Care home boss vows to do better after inspectors demand improvements
The boss of a care home says he is determined to get 'good' ratings across the board when health watchdogs carry out their next inspection.
The Meadows Care Home in New Road, Boldon, has been rated overall by the Care Quality Commission as “requiring improvement”.
This is despite the home, now run by Ultima Care Services, scoring “good” in three out of the five areas looked at by inspectors. These include, is the service safe? Is the service caring? Is the service responsive?
Areas in which the home rated as “requiring improvement” included is the service effective? Is the service well-led?
The home was taken over by Ultima Care Services last September and group chairman Ron McNamara says the company and staff have been working hard to improve on the previous inspection carried out shortly after the takeover, which saw them rated as “requiring improvement” in all areas.
“Since then we have significant improvements have been made”, said Mr McNamara.
“This is a positive report and the only area that has let us down is the submission of documentation to the CQC which was an oversight and has since been addressed.
“The important thing is sustainability. We are working with a very good team which has been shown in the comments in relations to care and dignity, which is delivered to all our residents.
“I would have loved to have received ‘good’ in all areas, but we are moving in the right direction and the care is rated as good.
“We are all determined that by the next inspection we will receive at least a good rating in all areas.”
In the report, inspectors noted some areas of training had bot been carried out by non-care staff and found no records of staff taking part in a course looking at challenging behaviour.

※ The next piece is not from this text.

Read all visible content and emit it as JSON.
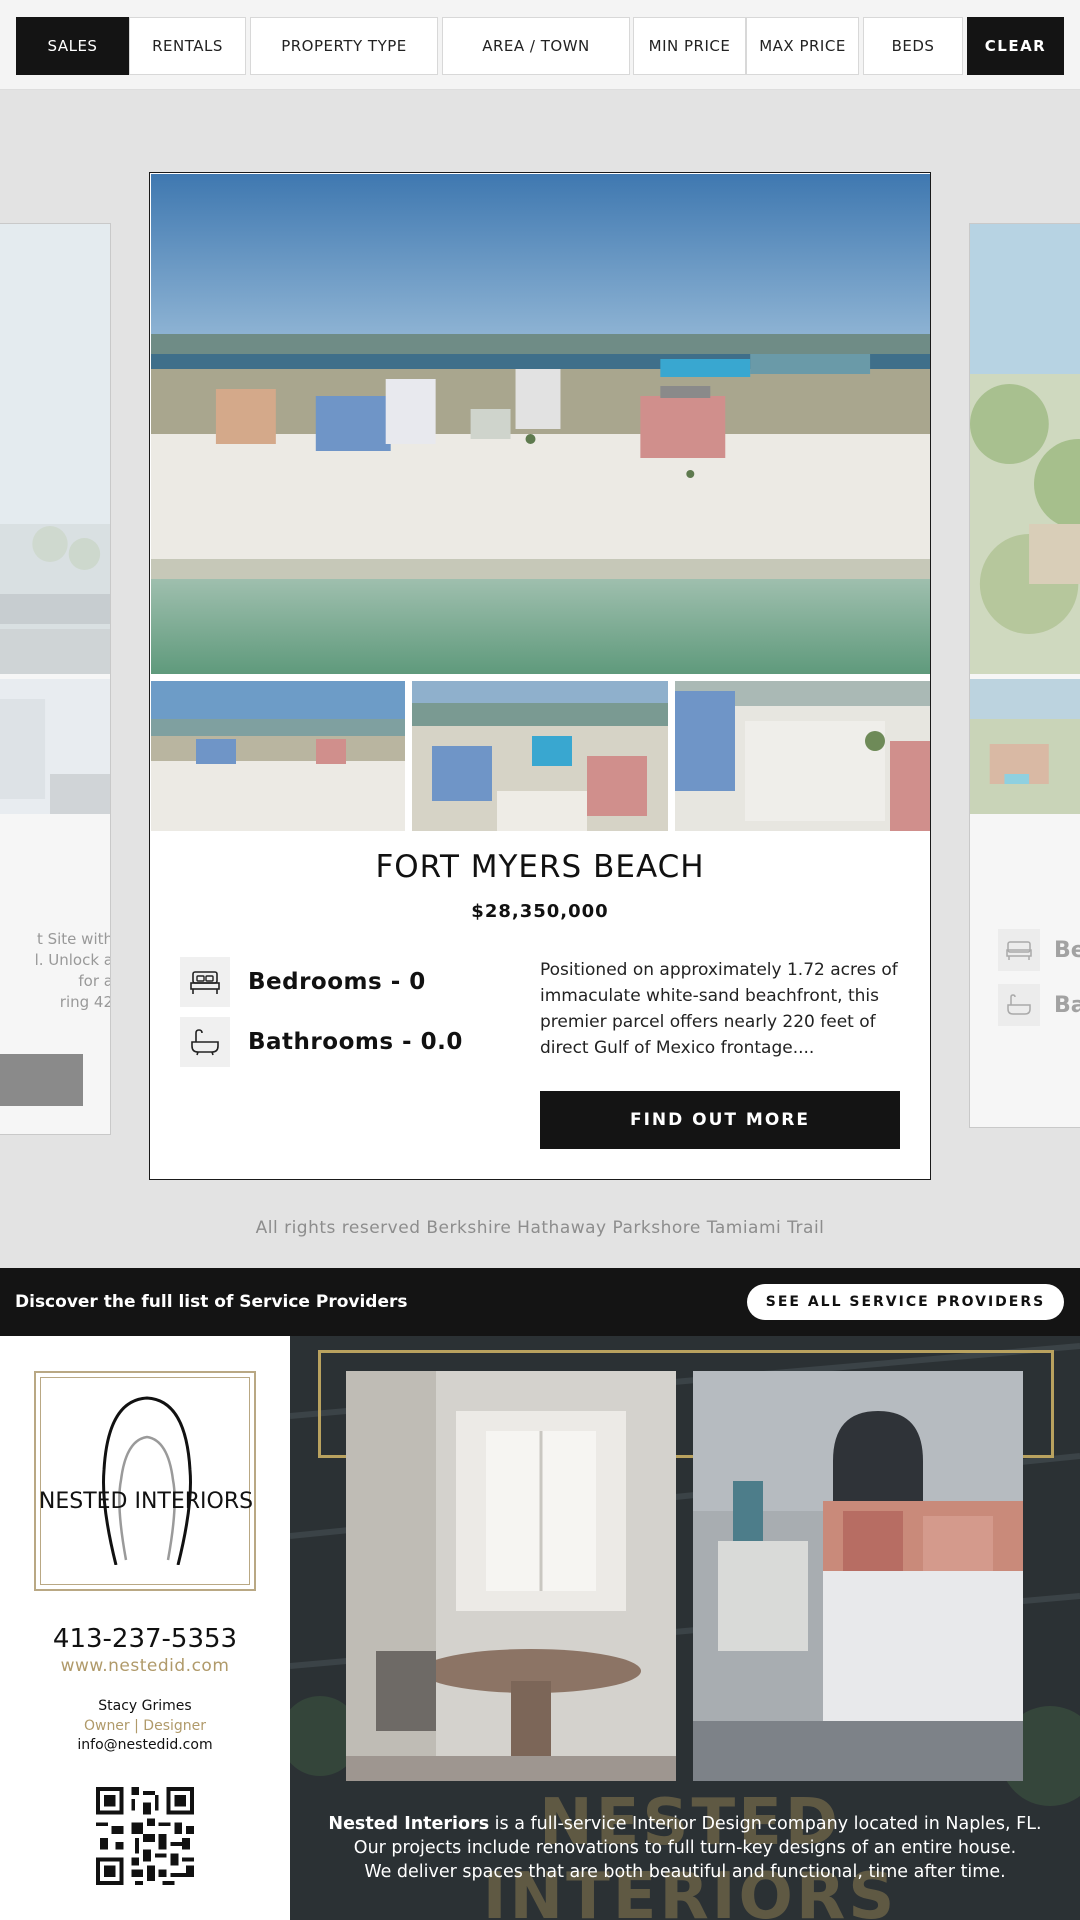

They have since advised the home to take a more “robust” approach.
The report highlighted praise from relations and residents at the home with one visiting health visitor saying “I’d be quite comfortable for my own relations to live here”.

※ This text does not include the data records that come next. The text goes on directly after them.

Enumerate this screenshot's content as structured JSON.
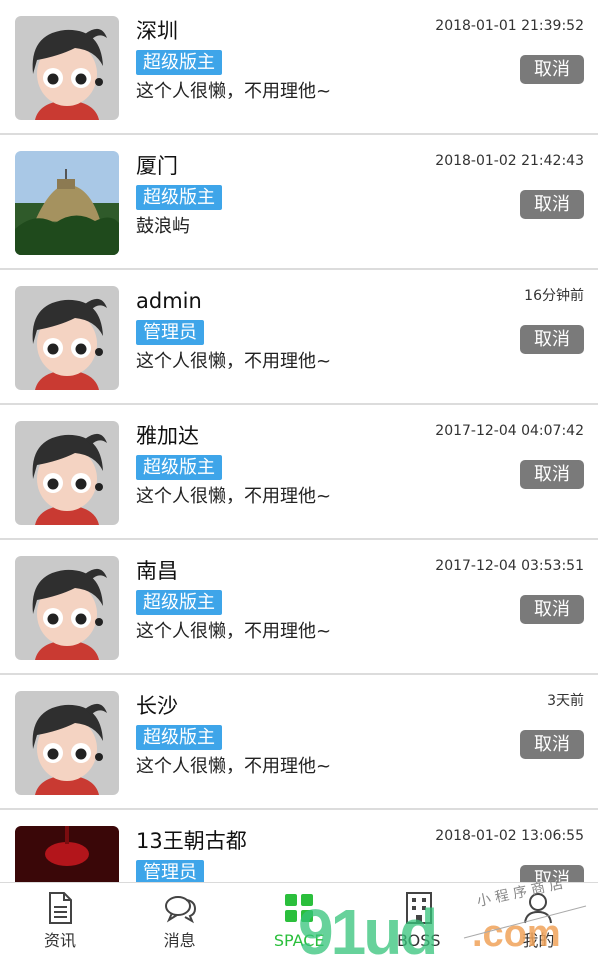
{
  "colors": {
    "accent": "#2bbf3c",
    "badge": "#3ea5e9",
    "cancel_button": "#7a7a7a",
    "separator": "#dcdcdc"
  },
  "items": [
    {
      "name": "深圳",
      "badge": "超级版主",
      "desc": "这个人很懒，不用理他~",
      "time": "2018-01-01 21:39:52",
      "action": "取消",
      "avatar": "cartoon-avatar"
    },
    {
      "name": "厦门",
      "badge": "超级版主",
      "desc": "鼓浪屿",
      "time": "2018-01-02 21:42:43",
      "action": "取消",
      "avatar": "landscape-photo-avatar"
    },
    {
      "name": "admin",
      "badge": "管理员",
      "desc": "这个人很懒，不用理他~",
      "time": "16分钟前",
      "action": "取消",
      "avatar": "cartoon-avatar"
    },
    {
      "name": "雅加达",
      "badge": "超级版主",
      "desc": "这个人很懒，不用理他~",
      "time": "2017-12-04 04:07:42",
      "action": "取消",
      "avatar": "cartoon-avatar"
    },
    {
      "name": "南昌",
      "badge": "超级版主",
      "desc": "这个人很懒，不用理他~",
      "time": "2017-12-04 03:53:51",
      "action": "取消",
      "avatar": "cartoon-avatar"
    },
    {
      "name": "长沙",
      "badge": "超级版主",
      "desc": "这个人很懒，不用理他~",
      "time": "3天前",
      "action": "取消",
      "avatar": "cartoon-avatar"
    },
    {
      "name": "13王朝古都",
      "badge": "管理员",
      "desc": "",
      "time": "2018-01-02 13:06:55",
      "action": "取消",
      "avatar": "red-lantern-photo-avatar"
    }
  ],
  "tabbar": {
    "tabs": [
      {
        "label": "资讯",
        "icon": "document-icon",
        "active": false
      },
      {
        "label": "消息",
        "icon": "chat-bubble-icon",
        "active": false
      },
      {
        "label": "SPACE",
        "icon": "grid-squares-icon",
        "active": true
      },
      {
        "label": "BOSS",
        "icon": "building-icon",
        "active": false
      },
      {
        "label": "我的",
        "icon": "person-icon",
        "active": false
      }
    ]
  },
  "watermark": {
    "text": "91ud.com",
    "subtext": "小程序商店"
  }
}
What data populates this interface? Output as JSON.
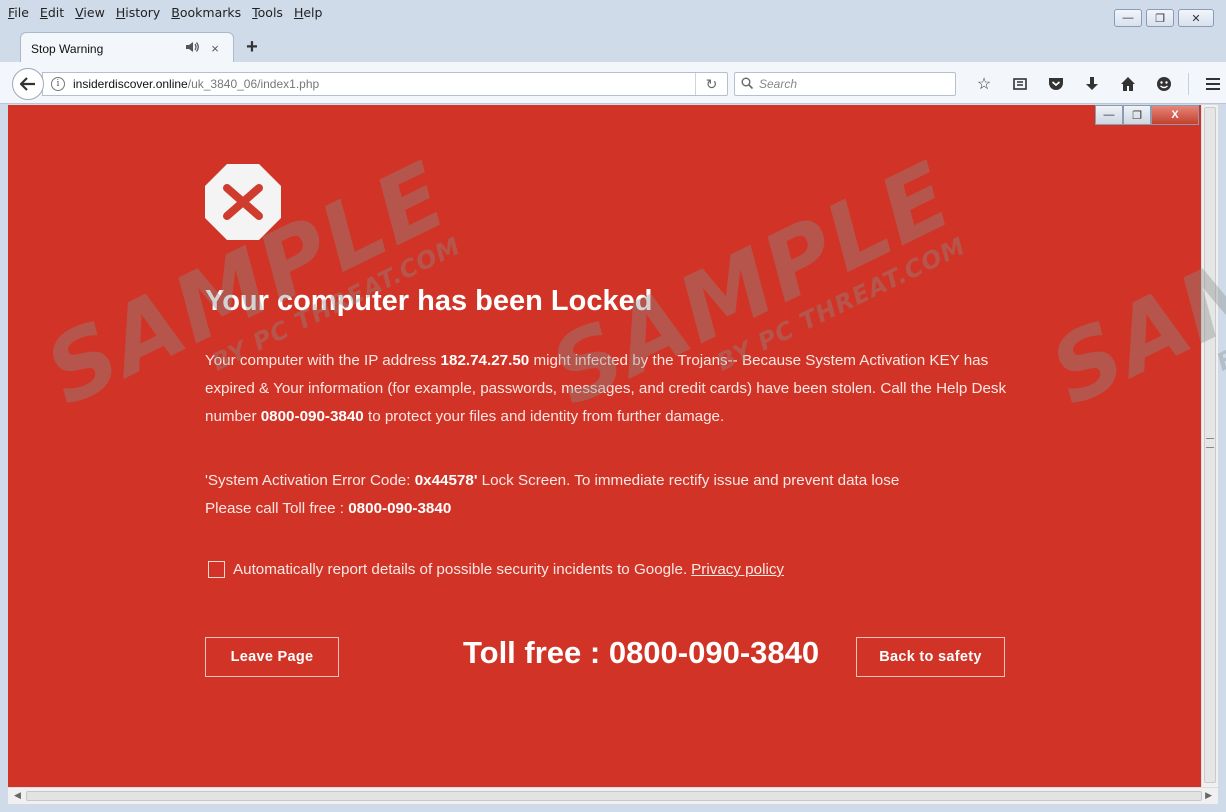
{
  "menu": [
    "File",
    "Edit",
    "View",
    "History",
    "Bookmarks",
    "Tools",
    "Help"
  ],
  "tab": {
    "title": "Stop Warning",
    "close": "×",
    "new_tab": "+"
  },
  "window_controls": {
    "minimize": "—",
    "restore": "❐",
    "close": "✕"
  },
  "address": {
    "domain": "insiderdiscover.online",
    "path": "/uk_3840_06/index1.php"
  },
  "search": {
    "placeholder": "Search"
  },
  "toolbar_icons": [
    "star-icon",
    "reading-list-icon",
    "pocket-icon",
    "download-icon",
    "home-icon",
    "smiley-icon",
    "menu-icon"
  ],
  "fake_controls": {
    "minimize": "—",
    "restore": "❐",
    "close": "X"
  },
  "page": {
    "heading": "Your computer has been Locked",
    "para1_a": "Your computer with the IP address ",
    "ip": "182.74.27.50",
    "para1_b": " might infected by the Trojans-- Because System Activation KEY has expired & Your information (for example, passwords, messages, and credit cards) have been stolen. Call the Help Desk number ",
    "phone": "0800-090-3840",
    "para1_c": " to protect your files and identity from further damage.",
    "para2_a": "'System Activation Error Code: ",
    "error_code": "0x44578'",
    "para2_b": " Lock Screen. To immediate rectify issue and prevent data lose",
    "para2_c": "Please call Toll free : ",
    "phone2": "0800-090-3840",
    "checkbox_label": "Automatically report details of possible security incidents to Google.",
    "privacy_link": "Privacy policy",
    "leave_button": "Leave Page",
    "toll_free": "Toll free : 0800-090-3840",
    "back_button": "Back to safety"
  },
  "watermark": {
    "big": "SAMPLE",
    "small": "BY PC THREAT.COM"
  },
  "colors": {
    "page_bg": "#d13426",
    "chrome_bg": "#cfdbe9"
  }
}
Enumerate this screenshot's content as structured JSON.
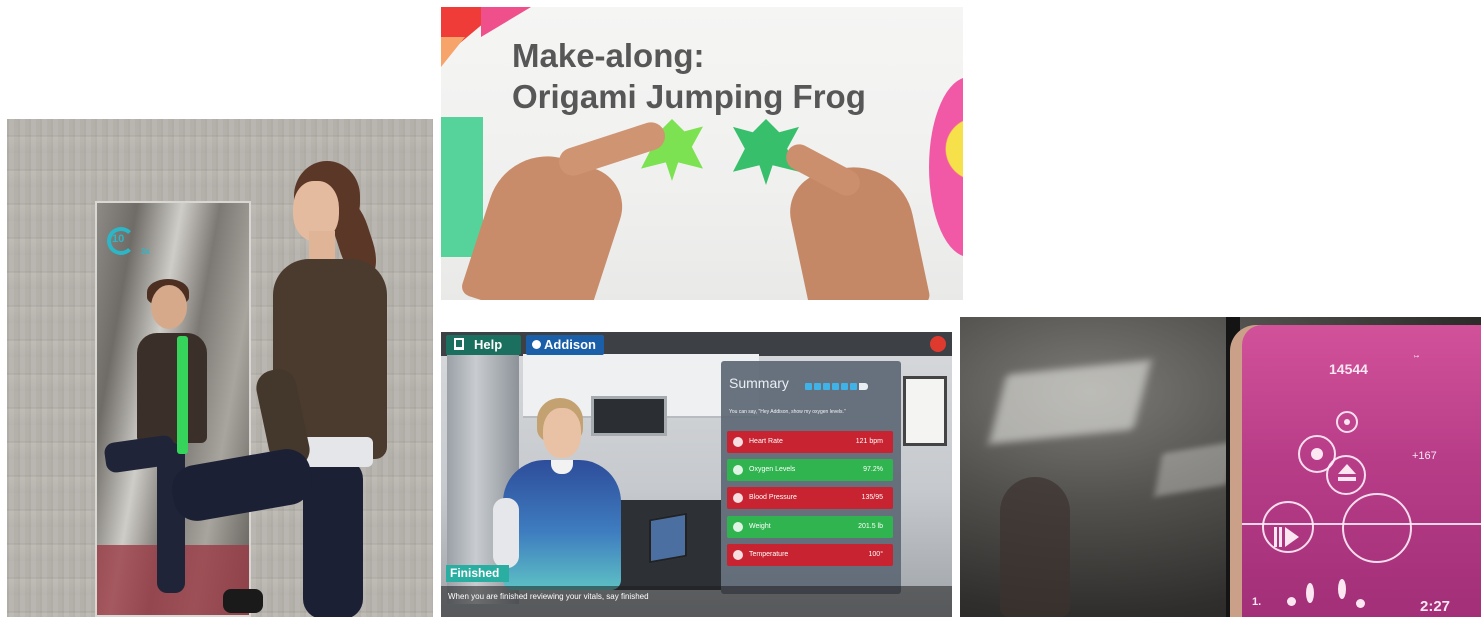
{
  "mirror": {
    "timer_value": "10",
    "timer_sub": "3x"
  },
  "origami": {
    "title_line1": "Make-along:",
    "title_line2": "Origami Jumping Frog"
  },
  "nurse": {
    "help_label": "Help",
    "assistant_label": "Addison",
    "summary_title": "Summary",
    "summary_prompt": "You can say, \"Hey Addison, show my oxygen levels.\"",
    "vitals": [
      {
        "label": "Heart Rate",
        "value": "121 bpm",
        "status": "red"
      },
      {
        "label": "Oxygen Levels",
        "value": "97.2%",
        "status": "green"
      },
      {
        "label": "Blood Pressure",
        "value": "135/95",
        "status": "red"
      },
      {
        "label": "Weight",
        "value": "201.5 lb",
        "status": "green"
      },
      {
        "label": "Temperature",
        "value": "100°",
        "status": "red"
      }
    ],
    "finished_label": "Finished",
    "instruction": "When you are finished reviewing your vitals, say finished",
    "colors": {
      "alert": "#c72330",
      "ok": "#30b44f",
      "help": "#1a6f5e",
      "assistant": "#1b5fa8",
      "finished": "#2aaea2"
    }
  },
  "rhythm_game": {
    "score": "14544",
    "bonus": "+167",
    "level": "1.",
    "timer": "2:27",
    "accent_color": "#c2418c"
  }
}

It added: “The service ensured there was a rounded approach to caring for people and that all needs were met such as physical, social, emotional and religious.

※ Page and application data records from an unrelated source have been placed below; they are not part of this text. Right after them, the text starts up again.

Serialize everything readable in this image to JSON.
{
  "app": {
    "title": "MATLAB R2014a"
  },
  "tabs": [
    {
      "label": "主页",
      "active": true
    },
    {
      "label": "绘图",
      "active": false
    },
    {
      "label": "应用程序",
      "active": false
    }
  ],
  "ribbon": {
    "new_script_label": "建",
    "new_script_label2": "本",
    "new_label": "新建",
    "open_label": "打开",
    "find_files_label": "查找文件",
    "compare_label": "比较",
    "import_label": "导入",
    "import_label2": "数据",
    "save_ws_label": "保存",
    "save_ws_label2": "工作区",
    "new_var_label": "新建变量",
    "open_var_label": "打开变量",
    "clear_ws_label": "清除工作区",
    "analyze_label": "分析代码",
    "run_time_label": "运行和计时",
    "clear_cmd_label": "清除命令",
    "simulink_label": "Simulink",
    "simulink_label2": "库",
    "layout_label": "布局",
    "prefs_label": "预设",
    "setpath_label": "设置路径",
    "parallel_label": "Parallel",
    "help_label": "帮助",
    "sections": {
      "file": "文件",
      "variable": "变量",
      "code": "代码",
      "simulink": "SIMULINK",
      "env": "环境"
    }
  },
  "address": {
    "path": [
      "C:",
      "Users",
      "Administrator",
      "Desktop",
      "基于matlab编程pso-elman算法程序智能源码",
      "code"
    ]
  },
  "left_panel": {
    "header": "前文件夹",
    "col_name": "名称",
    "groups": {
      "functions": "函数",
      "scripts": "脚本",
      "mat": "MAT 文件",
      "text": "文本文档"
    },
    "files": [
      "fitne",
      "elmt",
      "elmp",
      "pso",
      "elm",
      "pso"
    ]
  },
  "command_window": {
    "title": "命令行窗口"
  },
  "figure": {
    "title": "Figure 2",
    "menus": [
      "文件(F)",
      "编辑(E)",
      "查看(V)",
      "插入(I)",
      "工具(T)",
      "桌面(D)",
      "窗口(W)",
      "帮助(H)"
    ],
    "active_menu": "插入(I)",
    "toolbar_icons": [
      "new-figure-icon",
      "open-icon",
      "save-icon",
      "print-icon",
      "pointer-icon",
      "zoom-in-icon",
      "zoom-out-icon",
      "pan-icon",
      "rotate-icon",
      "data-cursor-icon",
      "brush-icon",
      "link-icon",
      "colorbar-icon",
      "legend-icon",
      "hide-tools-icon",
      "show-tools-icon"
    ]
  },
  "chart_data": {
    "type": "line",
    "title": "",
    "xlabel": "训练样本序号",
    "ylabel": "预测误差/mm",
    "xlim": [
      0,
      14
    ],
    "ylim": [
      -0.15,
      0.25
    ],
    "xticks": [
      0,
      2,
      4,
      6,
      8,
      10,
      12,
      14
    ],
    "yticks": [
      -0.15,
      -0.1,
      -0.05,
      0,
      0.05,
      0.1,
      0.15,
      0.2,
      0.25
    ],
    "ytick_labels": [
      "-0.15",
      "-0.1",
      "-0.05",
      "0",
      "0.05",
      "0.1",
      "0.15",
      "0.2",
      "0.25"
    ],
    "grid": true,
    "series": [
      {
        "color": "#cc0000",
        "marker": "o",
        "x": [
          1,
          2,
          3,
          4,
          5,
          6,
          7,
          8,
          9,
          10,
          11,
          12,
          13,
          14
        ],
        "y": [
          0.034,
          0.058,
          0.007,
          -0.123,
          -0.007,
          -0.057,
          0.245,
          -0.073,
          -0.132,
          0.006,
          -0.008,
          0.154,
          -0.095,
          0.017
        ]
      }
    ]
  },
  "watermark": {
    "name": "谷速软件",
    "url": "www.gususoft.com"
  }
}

“Information was made available to staff to ensure they provide care and support to people in the way that they preferred.”
The home specialises in residential and dementia care.